Give every entry again, word for word.

******

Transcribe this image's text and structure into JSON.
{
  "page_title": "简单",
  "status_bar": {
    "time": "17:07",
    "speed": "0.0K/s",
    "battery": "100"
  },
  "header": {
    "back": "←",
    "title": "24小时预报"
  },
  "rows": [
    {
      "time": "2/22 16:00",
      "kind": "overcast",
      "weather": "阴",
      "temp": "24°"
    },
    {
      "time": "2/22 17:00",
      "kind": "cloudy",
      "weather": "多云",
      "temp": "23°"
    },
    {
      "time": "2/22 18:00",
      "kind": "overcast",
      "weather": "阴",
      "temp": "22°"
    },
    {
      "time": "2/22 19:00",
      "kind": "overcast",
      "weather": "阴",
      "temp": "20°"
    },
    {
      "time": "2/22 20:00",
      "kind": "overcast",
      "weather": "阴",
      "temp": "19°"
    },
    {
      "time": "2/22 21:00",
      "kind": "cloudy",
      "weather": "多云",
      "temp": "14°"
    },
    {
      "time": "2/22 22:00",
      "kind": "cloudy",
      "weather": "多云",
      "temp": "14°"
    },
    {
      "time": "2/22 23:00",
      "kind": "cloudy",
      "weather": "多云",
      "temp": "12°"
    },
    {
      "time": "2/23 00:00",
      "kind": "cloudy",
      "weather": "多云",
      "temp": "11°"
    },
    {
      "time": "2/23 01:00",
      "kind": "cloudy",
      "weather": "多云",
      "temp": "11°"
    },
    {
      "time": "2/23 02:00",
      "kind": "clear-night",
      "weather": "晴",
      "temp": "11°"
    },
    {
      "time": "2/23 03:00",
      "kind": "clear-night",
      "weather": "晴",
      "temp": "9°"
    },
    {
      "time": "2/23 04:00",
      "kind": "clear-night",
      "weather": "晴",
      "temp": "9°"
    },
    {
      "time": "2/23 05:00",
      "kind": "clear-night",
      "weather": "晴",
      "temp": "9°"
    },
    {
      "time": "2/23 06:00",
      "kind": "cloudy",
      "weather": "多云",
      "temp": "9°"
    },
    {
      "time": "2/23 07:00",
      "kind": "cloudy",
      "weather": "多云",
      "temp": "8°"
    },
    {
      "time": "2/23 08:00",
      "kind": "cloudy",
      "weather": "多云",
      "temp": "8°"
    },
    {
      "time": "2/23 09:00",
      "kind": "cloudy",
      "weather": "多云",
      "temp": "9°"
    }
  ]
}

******

Task answer ::
Transcribe this image's text and structure into JSON.
{
  "page_title": "简单",
  "status_bar": {
    "time": "17:07",
    "speed": "0.0K/s",
    "battery": "100"
  },
  "header": {
    "back": "←",
    "title": "24小时预报"
  },
  "rows": [
    {
      "time": "2/22 16:00",
      "kind": "overcast",
      "weather": "阴",
      "temp": "24°"
    },
    {
      "time": "2/22 17:00",
      "kind": "cloudy",
      "weather": "多云",
      "temp": "23°"
    },
    {
      "time": "2/22 18:00",
      "kind": "overcast",
      "weather": "阴",
      "temp": "22°"
    },
    {
      "time": "2/22 19:00",
      "kind": "overcast",
      "weather": "阴",
      "temp": "20°"
    },
    {
      "time": "2/22 20:00",
      "kind": "overcast",
      "weather": "阴",
      "temp": "19°"
    },
    {
      "time": "2/22 21:00",
      "kind": "cloudy",
      "weather": "多云",
      "temp": "14°"
    },
    {
      "time": "2/22 22:00",
      "kind": "cloudy",
      "weather": "多云",
      "temp": "14°"
    },
    {
      "time": "2/22 23:00",
      "kind": "cloudy",
      "weather": "多云",
      "temp": "12°"
    },
    {
      "time": "2/23 00:00",
      "kind": "cloudy",
      "weather": "多云",
      "temp": "11°"
    },
    {
      "time": "2/23 01:00",
      "kind": "cloudy",
      "weather": "多云",
      "temp": "11°"
    },
    {
      "time": "2/23 02:00",
      "kind": "clear-night",
      "weather": "晴",
      "temp": "11°"
    },
    {
      "time": "2/23 03:00",
      "kind": "clear-night",
      "weather": "晴",
      "temp": "9°"
    },
    {
      "time": "2/23 04:00",
      "kind": "clear-night",
      "weather": "晴",
      "temp": "9°"
    },
    {
      "time": "2/23 05:00",
      "kind": "clear-night",
      "weather": "晴",
      "temp": "9°"
    },
    {
      "time": "2/23 06:00",
      "kind": "cloudy",
      "weather": "多云",
      "temp": "9°"
    },
    {
      "time": "2/23 07:00",
      "kind": "cloudy",
      "weather": "多云",
      "temp": "8°"
    },
    {
      "time": "2/23 08:00",
      "kind": "cloudy",
      "weather": "多云",
      "temp": "8°"
    },
    {
      "time": "2/23 09:00",
      "kind": "cloudy",
      "weather": "多云",
      "temp": "9°"
    }
  ]
}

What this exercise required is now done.